“It meant a better life for some… and they forgot about the rest of us. while too many of our people didn’t have water, some were drinking the finest champagne,” added Maimane.
“Those who started off as being liberators ended up looting from our people.”
Thousands of party faithful flocked to Johannesburg’s Rand Stadium, waiting for hours under a baking sun to hear Maimane’s pitch to unseat the ANC.
Maimane kicked off his speech with references to South Africa’s sporting and cultural heroes, before warning of a crackdown on corruption.
“I want to say to all the politicians, if you are corrupt, you can expect to spend 15 years in jail,” he said.
“I’m going to introduce an anti-corruption unit staffed by both specialist prosecutors and investigators.”
“Black people, white people, Indian people, coloured people — we are a party for all South Africans,” said Mamaine to cheers.
– ‘A party for all South Africans’ –
At the last polls in 2014, the DA won 22 percent of the vote, delivering 89 seats in parliament and the title of main opposition. It will be hoping to improve that showing on May 8 but may come up against smaller opposition parties.
After 2014’s polls, the DA subsequently took control of the capital Pretoria, the economic hub Johannesburg and the southern city of Nelson Mandela Bay.
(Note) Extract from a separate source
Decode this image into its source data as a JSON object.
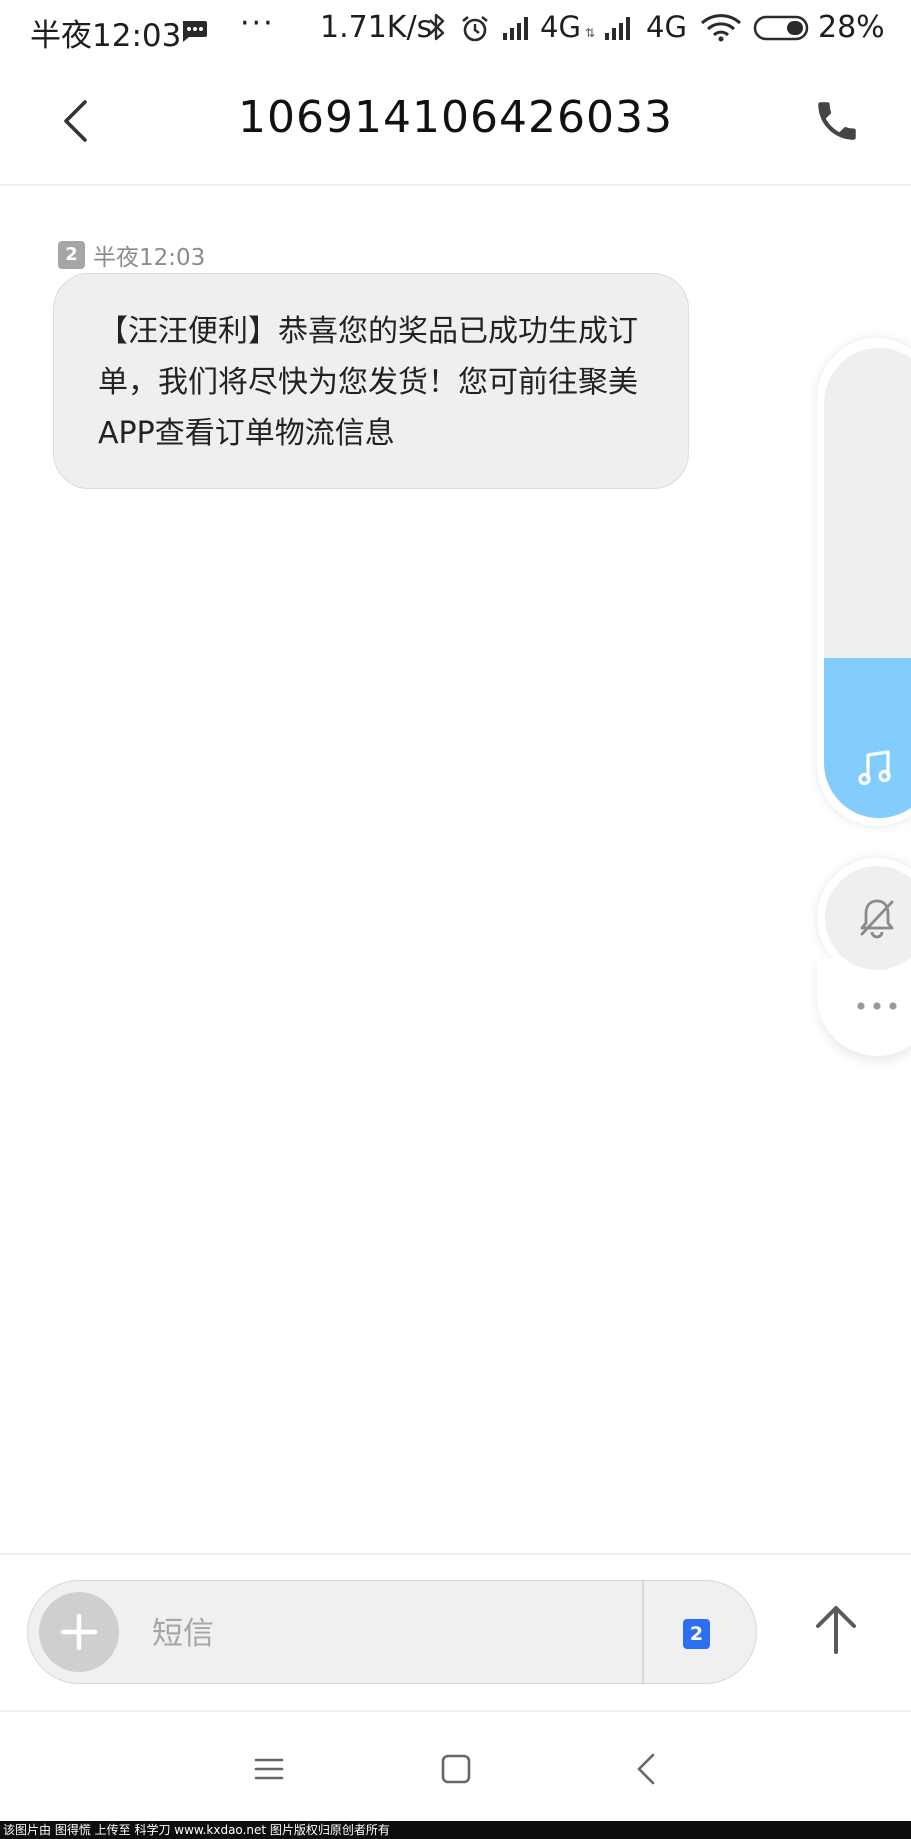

The DA had hoped to exploit corruption allegations swirling around the ANC, particularly former president Jacob Zuma, to enhance its political standing — and potentially deny the ruling party an outright majority.
But bitter internal divisions have left the DA battling to capitalise on the ruling party’s shortcomings.
In August, the DA’s coalition partners in Nelson Mandela Bay pulled out of their agreement and stripped the party of its control of the city.
In October, the party’s high-profile Cape Town mayor Patricia de Lille quit the DA, alleging racism at the highest levels of the leadership.
Then in January DA lawmaker Gwen Ngwenya quit her job as the party’s head of policy, accusing the leadership of not sticking to their pledges on affirmative action.
Maimane, elected leader in May 2015, has sought to throw off the party’s reputation as a voice of white voters and attempted to appeal to middle-class black South Africans.
Article source: https://www.enca.com/news/da-vows-war-graft-eyes-polls